Last month, when I mentioned a few midcentury architects and their buildings in Southwest Florida, I received dozens of replies from readers, reminding me that churches designed during this period provide excellent examples of the modern architecture of the middle 20th century.

Local architects here were designing in parallel with the architects of the Sarasota School of Architecture, experimenting with forms, climate, daylight and the latest in technology and materials.

In Sarasota, one architect, Victor Lundy, pushed the limits of technology and tried new shapes. His two influential churches of this period for the congregation of St. Paul’s Lutheran still stand side by side: the smaller built in 1958, which served as the original church until the adjacent grander sanctuary was built over the next 10 years or so.

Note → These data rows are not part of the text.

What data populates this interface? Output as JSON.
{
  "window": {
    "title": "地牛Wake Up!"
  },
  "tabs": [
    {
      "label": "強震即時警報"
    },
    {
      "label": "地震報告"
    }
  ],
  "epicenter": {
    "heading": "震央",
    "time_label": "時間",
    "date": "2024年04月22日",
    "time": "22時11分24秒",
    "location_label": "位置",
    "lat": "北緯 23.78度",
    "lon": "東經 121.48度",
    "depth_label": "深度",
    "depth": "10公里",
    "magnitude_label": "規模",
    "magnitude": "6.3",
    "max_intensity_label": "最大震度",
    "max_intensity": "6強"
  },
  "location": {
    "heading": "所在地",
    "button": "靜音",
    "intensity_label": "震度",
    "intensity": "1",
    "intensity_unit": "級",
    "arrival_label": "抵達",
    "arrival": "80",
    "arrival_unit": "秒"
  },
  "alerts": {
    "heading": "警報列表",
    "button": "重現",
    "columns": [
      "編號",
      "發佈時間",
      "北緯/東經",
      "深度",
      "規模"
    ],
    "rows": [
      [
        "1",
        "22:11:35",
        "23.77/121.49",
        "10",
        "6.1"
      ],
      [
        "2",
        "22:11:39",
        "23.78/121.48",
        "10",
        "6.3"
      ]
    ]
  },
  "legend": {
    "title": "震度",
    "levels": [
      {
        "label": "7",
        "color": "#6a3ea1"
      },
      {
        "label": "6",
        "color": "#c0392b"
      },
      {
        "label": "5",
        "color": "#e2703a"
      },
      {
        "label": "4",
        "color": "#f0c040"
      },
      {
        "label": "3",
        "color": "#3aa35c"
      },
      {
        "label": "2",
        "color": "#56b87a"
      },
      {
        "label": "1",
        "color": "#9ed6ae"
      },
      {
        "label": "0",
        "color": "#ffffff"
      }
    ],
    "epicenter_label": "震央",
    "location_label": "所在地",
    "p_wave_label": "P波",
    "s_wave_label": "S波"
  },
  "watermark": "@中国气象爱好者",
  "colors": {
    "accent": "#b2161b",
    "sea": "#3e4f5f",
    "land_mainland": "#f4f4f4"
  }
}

Lundy used curved laminated wood beams in both roofs to span great distances and leave the interior spaces column free. With their impressive inverted arched roofs, which soar steeply upward like the Gothic churches of Europe, both have become icons of the era.

Here, there are countless impressive examples that reflect a similar level of the experimentation in modern design.

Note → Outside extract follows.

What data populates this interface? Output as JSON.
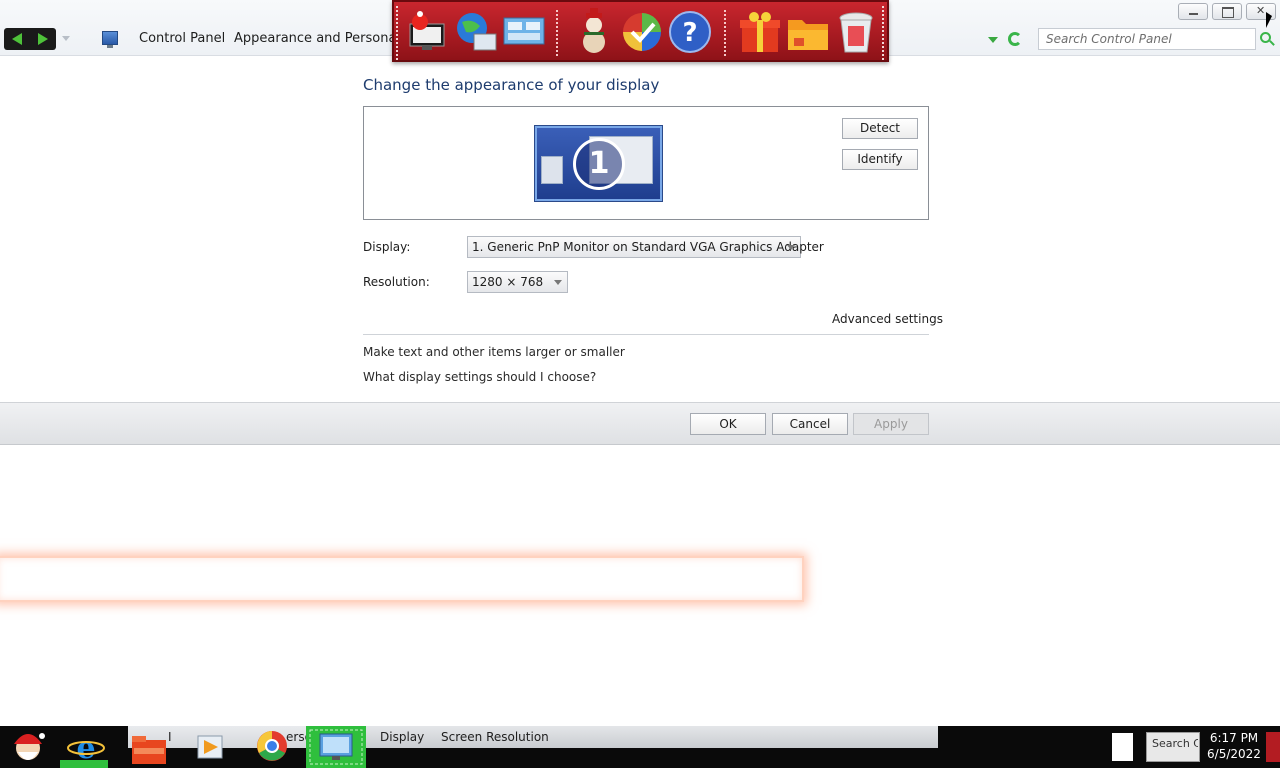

St. Francis Xavier (circa 1940s) on Victoria Avenue subtly hints of early change. The exterior and the interior details are contemporary for their day, though the roof forms and crucifix plan — meaning it is a cross shape from the air — remains traditional.

The First Church of Christian Science (1961) at the southern end of West First Street and St. Hilary (1967-68) at McGregor and Colonial boulevards — designed by architect Robert H. Matts — are major departures from time-honored religious designs. The crucifix plan was abandoned and instead Matts incorporated understated cut corners in the former and a circular sanctuary in the latter, creating very distinct interior spaces.

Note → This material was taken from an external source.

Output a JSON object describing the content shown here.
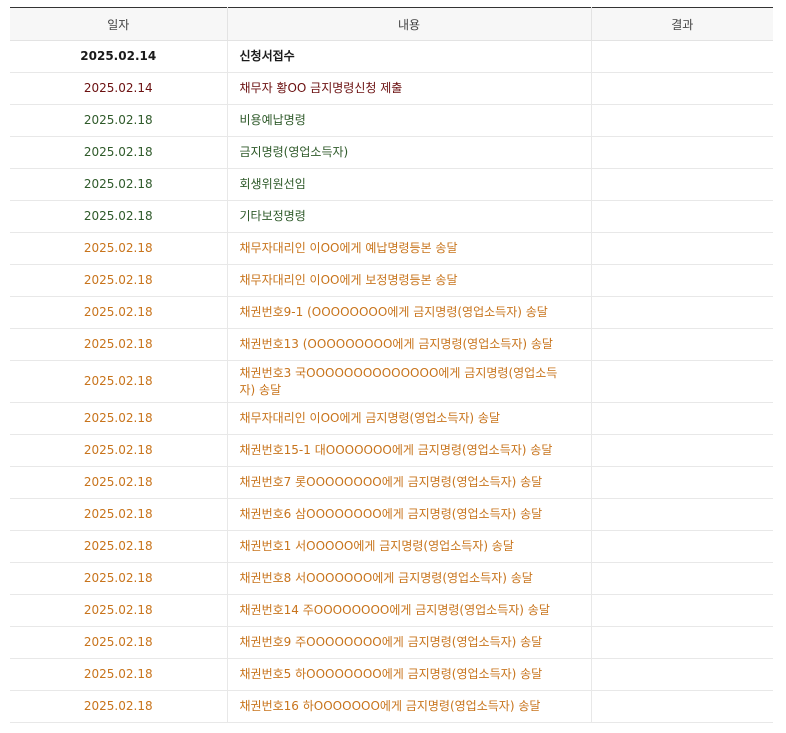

Shortly after, St. Cecilia was built (1968), designed by church architect Edgar Wilson of the practice, Gundersen Wilson Architects. The elegant curved roofs and large sweeping overhangs were undeniably fresh and new.

Wilson was a master of ecclesiastic designs during this time. For two of the Catholic churches designed 15 years apart by he and his practice, St. Cecilia in south Fort Myers and Church of the Resurrection of Our Lord (1983) on Cypress Lake Boulevard, rejected the trend to build large hall-like spaces and instead, adhered to more traditional church plans. Nonetheless Wilson clearly positioned them, inside and out, in the 20th century. In sharp contrast to the lavish and ornate Catholic churches of the past, they are simple and unadorned.

Zion Lutheran Church on Winkler Road, also a Gundersen Wilson design, is a large hall but the ancillary buildings, the walkways and the bell tower — gently abstracted elements of conventional church design — are stunningly handsome.

Often overlooked while driving at high speeds on Cleveland Avenue are the dramatic sloping roofs and walled religious complex of St. Luke’s Episcopal. An award-winning design built in 1969 and designed by McBryde Parker Architects, (now Parker Mudgett Smith Architects), it was cutting edge in its day and only the large white cross on the road identifies it as a place of worship.

Interestingly, the expansive mono-pitched roofs, white walls and internal courtyards don’t architecturally scream “church,” but the covered arched arcades, its chunkiness and the sparseness of details are monastically reminiscent inside and out.

There are countless others as well. Advances in technology allowed religious buildings of the middle century to move away from traditional forms. The architectural vocabulary pushed new limits, representing a crossroads in design that paved the way for even more radical church and temple designs in the later half of the century — McGregor Baptist on Colonial, St. Columbkille on Iona Road and Temple Beth El on south Winkler, to name a few.

And yes, my father was right. When I got my chance, I found ecclesiastical design more fulfilling than any other building type — though admittedly, I was appreciably influenced by the innovative ideas tested by a whole generation of very good architects before me.

Joyce Owens AIA RIBA